(Beginning of Dataset excerpts)

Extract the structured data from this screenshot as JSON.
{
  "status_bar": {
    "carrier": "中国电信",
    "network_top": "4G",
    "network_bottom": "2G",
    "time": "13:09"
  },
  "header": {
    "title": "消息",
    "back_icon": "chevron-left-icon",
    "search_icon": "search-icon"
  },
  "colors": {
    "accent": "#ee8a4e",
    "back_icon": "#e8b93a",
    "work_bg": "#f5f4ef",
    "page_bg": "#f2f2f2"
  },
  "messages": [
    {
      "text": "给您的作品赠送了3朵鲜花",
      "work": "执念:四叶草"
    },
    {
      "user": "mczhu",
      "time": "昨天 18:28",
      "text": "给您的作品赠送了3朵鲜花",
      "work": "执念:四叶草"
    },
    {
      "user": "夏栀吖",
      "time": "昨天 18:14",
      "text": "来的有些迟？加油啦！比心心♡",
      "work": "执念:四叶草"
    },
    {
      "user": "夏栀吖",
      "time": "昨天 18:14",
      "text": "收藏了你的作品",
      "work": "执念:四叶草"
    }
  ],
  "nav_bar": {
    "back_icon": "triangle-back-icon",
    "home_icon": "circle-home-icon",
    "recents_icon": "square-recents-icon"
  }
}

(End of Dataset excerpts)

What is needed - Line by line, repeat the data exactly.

Exercise result -
Extract the structured data from this screenshot as JSON.
{
  "status_bar": {
    "carrier": "中国电信",
    "network_top": "4G",
    "network_bottom": "2G",
    "time": "13:09"
  },
  "header": {
    "title": "消息",
    "back_icon": "chevron-left-icon",
    "search_icon": "search-icon"
  },
  "colors": {
    "accent": "#ee8a4e",
    "back_icon": "#e8b93a",
    "work_bg": "#f5f4ef",
    "page_bg": "#f2f2f2"
  },
  "messages": [
    {
      "text": "给您的作品赠送了3朵鲜花",
      "work": "执念:四叶草"
    },
    {
      "user": "mczhu",
      "time": "昨天 18:28",
      "text": "给您的作品赠送了3朵鲜花",
      "work": "执念:四叶草"
    },
    {
      "user": "夏栀吖",
      "time": "昨天 18:14",
      "text": "来的有些迟？加油啦！比心心♡",
      "work": "执念:四叶草"
    },
    {
      "user": "夏栀吖",
      "time": "昨天 18:14",
      "text": "收藏了你的作品",
      "work": "执念:四叶草"
    }
  ],
  "nav_bar": {
    "back_icon": "triangle-back-icon",
    "home_icon": "circle-home-icon",
    "recents_icon": "square-recents-icon"
  }
}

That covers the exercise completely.